One of the first steps in receiving an MS diagnosis is a neurological exam. Neurological exams can also help track the progression of MS. Neurological exams are part of the overall physical exam done by a doctor. Just like a doctor checks your heart and lungs by listening to them with a stethoscope, they can also check your nervous system.
An MS neurological exam
People with MS may have abnormal findings on a neurological exam. However, in some cases, MS brain lesions may be in areas that do not directly impact things tested on the exam. For this reason, brain imaging is helpful to use together with a full neurological exam.
Common things tested in a full neurological exam include:
- Cranial nerves
- Motor nerves
- Sensory nerves
- Autonomic nervous system
- Mental status
We have 12 pairs of cranial nerves. These nerves control many functions of the head and neck. Some are sensory nerves. An example of this is cranial nerve 1 (the olfactory nerve), which controls our sense of smell. Cranial nerve 2, the optic nerve, controls our vision. Others are mainly motor nerves. These include cranial nerves 3, 4, and 6, which control the movements of the eye.
Each cranial nerve has its own function. Working cranial nerves allow us to feel and move our face, chew, swallow, and talk. It is not uncommon for 1 or more cranial nerves to be affected by MS. Your doctor will test each nerve individually and look for anything unexpected.1
Motor nerves are usually tested by assessing the body’s strength. Your doctor will apply pressure to your arms, legs, and feet and ask you to push back. Your doctor can sense how much force you can use to resist their pressure and see if there are any differences between each arm or leg.
Sensory nerves can be tested in several ways. Your doctor may ask if you can feel their touch on different areas of your arms or legs. They may also ask if this sensation is the same on both sides of your body. Another way to test sensation is to determine whether you can tell the difference between dull pressure and sharper touch.1,2
Your doctor may also test for Lhermitte’s sign. This is an electrical sensation that travels down your spine and into your limbs when you bend your head forward. This may feel like a buzzing or tingling feeling. This is a common finding in people with MS.3
Reflexes are involuntary movements of different parts of your body. An example is the patellar reflex. When a doctor taps a reflex hammer underneath your knee, your foot kicks outward. This movement happens immediately and without you needing to think about it. Reflexes that are working normally (also called intact) are signs of good neurological function. Your doctor will use a reflex hammer to check several common reflexes in the elbows, knees, and ankles. They will make note of any weak, absent, intense, or unequal reflexes from side to side.2
Another reflex that is commonly tested is the Babinski reflex. When the bottom of the foot is scraped from heel to little toe, the toes should all curl inwards. In an abnormal Babinski reflex, the toes all fan outwards instead. An abnormal Babinski reflex can be a sign of underlying neurological issues.
Coordination can be tested by asking a person to touch a finger to their nose and then to a doctor’s finger in front of them.
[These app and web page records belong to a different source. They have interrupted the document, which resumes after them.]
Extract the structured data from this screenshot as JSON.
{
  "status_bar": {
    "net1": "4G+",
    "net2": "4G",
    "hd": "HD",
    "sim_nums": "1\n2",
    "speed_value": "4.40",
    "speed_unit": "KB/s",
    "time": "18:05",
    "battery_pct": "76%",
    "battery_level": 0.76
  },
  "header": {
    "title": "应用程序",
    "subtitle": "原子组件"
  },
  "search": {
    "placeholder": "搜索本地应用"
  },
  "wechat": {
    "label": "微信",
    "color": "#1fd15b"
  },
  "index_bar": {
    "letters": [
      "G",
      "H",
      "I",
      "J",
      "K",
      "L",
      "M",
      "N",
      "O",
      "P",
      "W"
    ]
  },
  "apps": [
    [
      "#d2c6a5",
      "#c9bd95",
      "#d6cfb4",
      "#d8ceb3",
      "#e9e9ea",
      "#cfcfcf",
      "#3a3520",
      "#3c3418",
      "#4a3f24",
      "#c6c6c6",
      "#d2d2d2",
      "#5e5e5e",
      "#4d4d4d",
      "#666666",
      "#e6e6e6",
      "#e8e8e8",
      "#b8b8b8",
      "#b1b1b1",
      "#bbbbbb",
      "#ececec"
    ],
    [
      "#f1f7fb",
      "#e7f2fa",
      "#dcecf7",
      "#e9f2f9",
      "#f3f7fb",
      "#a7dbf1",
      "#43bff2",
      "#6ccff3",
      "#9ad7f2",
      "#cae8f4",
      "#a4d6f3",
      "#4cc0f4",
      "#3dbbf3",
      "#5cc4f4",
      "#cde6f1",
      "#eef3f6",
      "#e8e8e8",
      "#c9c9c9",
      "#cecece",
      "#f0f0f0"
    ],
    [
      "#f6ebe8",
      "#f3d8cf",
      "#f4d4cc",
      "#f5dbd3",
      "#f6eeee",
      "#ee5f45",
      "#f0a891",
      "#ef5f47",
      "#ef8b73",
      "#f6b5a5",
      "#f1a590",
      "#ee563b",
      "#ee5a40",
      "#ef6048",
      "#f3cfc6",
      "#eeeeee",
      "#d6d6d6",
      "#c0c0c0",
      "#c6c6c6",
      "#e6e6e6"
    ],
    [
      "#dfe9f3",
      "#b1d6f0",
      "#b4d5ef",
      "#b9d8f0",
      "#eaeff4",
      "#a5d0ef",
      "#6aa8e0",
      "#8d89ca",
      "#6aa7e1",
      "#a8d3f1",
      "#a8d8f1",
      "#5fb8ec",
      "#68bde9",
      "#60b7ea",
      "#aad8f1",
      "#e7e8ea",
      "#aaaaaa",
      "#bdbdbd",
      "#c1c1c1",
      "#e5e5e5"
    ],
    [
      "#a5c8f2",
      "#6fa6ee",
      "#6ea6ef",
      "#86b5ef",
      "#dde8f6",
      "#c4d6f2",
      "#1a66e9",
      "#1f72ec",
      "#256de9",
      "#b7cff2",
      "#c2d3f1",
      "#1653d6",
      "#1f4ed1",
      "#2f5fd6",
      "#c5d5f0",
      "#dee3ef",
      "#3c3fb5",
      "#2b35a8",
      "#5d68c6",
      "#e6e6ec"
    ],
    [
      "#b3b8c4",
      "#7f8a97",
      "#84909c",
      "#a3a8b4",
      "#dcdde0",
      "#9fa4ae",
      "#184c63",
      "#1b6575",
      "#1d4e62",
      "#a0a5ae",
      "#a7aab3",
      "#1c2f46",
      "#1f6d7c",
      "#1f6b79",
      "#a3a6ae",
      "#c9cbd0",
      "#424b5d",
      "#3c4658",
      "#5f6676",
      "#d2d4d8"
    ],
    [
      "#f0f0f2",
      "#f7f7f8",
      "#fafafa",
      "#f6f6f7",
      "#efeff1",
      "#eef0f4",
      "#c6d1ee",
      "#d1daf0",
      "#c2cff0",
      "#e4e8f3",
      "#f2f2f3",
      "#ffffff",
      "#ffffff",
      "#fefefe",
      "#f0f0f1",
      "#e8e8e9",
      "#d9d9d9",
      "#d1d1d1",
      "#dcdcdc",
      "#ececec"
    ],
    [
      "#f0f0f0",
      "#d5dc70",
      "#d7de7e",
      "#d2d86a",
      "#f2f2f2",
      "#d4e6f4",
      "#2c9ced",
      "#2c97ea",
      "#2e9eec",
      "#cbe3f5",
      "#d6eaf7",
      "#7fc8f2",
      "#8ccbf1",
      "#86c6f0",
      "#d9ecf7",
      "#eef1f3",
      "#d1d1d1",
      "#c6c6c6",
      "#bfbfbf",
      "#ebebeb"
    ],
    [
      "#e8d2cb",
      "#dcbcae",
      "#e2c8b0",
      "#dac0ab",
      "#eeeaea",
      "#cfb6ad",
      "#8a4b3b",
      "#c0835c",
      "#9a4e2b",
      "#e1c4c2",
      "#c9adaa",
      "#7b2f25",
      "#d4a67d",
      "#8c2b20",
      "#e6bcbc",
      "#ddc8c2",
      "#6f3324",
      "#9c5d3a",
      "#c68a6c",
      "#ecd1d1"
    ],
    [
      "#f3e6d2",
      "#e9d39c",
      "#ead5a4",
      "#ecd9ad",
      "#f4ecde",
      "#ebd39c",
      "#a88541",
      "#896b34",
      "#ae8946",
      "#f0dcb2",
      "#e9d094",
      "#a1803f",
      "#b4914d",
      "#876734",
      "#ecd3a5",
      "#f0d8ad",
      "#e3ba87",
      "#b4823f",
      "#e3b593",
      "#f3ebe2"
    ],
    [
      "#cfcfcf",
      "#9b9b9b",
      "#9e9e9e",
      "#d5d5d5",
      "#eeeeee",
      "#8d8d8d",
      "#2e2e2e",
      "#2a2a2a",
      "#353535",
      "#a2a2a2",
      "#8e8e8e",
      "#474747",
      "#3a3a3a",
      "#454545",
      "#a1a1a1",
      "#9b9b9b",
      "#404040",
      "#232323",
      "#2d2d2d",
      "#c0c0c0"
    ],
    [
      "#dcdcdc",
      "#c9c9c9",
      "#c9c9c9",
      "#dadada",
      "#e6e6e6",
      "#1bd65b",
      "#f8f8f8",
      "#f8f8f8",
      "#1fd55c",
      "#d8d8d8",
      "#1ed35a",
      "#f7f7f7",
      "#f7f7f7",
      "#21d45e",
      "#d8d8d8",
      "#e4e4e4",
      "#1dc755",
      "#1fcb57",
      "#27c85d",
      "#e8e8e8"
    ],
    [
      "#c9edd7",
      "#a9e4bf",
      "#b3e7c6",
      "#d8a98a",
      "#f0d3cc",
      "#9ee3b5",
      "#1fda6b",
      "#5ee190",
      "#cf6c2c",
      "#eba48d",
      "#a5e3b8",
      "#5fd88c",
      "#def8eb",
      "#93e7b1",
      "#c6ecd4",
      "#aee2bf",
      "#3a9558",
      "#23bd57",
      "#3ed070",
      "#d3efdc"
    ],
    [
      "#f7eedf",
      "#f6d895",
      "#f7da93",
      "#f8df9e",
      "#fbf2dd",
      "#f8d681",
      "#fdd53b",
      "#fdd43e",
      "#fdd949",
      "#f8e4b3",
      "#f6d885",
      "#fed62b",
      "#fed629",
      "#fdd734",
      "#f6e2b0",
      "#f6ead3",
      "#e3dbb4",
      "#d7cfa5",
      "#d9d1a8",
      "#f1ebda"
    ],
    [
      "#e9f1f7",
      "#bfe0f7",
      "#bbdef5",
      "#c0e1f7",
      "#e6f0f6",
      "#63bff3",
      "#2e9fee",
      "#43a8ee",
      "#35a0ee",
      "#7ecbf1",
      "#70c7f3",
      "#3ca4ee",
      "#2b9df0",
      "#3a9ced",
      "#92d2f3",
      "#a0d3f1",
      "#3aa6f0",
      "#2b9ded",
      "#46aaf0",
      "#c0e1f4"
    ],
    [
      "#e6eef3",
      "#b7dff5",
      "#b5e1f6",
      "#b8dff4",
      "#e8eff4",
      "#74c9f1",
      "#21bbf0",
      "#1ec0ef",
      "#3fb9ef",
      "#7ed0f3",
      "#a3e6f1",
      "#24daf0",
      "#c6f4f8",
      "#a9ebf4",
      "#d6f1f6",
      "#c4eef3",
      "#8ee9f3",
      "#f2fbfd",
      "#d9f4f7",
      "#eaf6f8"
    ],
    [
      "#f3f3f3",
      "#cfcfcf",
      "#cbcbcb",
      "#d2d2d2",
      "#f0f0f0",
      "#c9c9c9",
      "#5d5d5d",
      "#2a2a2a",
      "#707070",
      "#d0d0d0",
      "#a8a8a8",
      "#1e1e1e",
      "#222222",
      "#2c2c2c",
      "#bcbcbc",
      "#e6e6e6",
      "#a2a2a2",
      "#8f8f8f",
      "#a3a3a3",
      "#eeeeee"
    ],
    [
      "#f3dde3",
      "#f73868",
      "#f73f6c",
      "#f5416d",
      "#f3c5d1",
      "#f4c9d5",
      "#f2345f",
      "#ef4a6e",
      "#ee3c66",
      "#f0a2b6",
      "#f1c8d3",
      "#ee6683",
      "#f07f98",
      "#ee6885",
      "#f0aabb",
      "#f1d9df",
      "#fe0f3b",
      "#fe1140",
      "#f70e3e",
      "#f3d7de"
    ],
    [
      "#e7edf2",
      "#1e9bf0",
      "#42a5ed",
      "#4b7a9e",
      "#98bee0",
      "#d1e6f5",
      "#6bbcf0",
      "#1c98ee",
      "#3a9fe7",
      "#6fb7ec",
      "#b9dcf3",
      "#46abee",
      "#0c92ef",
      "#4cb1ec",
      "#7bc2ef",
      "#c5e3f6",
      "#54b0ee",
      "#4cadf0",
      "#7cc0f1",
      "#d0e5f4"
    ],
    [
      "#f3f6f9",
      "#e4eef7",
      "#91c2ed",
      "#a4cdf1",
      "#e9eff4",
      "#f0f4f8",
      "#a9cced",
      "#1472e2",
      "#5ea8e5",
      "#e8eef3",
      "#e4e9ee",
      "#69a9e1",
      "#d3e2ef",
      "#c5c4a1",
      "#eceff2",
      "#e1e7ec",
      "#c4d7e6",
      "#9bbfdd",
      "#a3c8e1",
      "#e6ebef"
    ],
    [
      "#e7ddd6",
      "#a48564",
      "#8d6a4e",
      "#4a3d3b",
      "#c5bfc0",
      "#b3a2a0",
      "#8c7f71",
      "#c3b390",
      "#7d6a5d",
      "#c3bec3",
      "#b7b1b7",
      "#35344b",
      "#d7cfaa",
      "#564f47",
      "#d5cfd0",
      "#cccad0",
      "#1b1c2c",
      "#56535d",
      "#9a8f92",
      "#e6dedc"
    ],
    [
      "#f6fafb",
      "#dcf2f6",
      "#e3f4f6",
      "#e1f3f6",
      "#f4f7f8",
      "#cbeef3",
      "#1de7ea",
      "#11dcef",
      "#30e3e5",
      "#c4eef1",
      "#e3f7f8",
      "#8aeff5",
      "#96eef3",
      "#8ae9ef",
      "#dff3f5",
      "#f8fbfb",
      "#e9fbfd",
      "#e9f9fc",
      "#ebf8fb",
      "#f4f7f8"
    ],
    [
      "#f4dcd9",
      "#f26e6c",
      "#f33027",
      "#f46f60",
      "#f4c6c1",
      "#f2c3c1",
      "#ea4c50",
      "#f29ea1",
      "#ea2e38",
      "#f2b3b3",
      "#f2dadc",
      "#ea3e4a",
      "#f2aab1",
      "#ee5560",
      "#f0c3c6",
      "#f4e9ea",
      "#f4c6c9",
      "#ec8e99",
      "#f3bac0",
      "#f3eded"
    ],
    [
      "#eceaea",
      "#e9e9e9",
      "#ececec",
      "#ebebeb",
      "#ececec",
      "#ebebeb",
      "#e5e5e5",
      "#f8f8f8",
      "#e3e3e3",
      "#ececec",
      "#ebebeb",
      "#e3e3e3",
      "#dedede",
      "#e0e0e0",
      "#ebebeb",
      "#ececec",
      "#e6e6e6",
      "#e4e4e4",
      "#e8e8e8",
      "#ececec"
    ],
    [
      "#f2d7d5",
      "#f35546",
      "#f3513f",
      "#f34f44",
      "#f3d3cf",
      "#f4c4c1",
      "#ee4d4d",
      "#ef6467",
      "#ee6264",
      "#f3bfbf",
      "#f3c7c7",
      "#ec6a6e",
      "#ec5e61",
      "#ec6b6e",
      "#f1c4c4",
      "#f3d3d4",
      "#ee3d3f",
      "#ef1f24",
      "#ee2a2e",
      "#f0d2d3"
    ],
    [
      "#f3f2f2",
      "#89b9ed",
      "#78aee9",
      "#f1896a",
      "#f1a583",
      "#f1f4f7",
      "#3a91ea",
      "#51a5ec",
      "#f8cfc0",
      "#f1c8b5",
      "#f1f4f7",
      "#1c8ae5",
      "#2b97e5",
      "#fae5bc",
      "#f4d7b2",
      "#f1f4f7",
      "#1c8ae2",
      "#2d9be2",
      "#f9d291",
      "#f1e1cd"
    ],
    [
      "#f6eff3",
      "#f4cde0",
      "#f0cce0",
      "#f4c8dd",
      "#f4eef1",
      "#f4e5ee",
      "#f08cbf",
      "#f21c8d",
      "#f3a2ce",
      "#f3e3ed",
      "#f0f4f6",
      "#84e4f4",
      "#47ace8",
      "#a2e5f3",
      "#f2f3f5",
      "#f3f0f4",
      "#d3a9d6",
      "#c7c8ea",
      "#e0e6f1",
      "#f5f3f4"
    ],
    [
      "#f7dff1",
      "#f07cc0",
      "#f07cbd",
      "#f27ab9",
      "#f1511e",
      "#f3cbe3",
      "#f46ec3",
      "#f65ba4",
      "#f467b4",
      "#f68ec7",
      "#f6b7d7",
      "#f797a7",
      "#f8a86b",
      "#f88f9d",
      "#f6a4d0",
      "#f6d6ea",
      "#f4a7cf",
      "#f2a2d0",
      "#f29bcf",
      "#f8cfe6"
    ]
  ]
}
The doctor will continue to move their finger after each touch to see if they can be followed. This is called the finger-to-nose test. Other tests involve quickly flipping the hands back and forth between palm side up and palm side down as well as touching the heel of one foot to the knee of another and sliding the foot up and down the leg.
Your doctor will also watch the way you naturally walk to assess your coordination. This is called checking your gait. They may also ask you to walk on your toes or heels to watch different types of walking. They will look for signs of abnormal movements, changes in speed, and any issues with balance.2
Autonomic nervous system
Our nervous system also plays a role in other functions. The autonomic nervous system (ANS) plays a role in our heart rate and blood pressure. Your doctor will look at your vital signs, the way your pupils dilate in response to light, and more to assess your ANS.2
Throughout the entire exam, your doctor can pay attention to your mental status. This includes your attention, memory, mood, communication, and more. They may ask orientation questions. Examples of this include asking what your name is, where you are currently located, and what day of the week it is. They may also ask you to repeat or remember a series of words, objects, or colors.2
When used with a good personal account of symptoms, brain imaging, and other testing, a neurological exam can be a great tool for diagnosing or monitoring MS.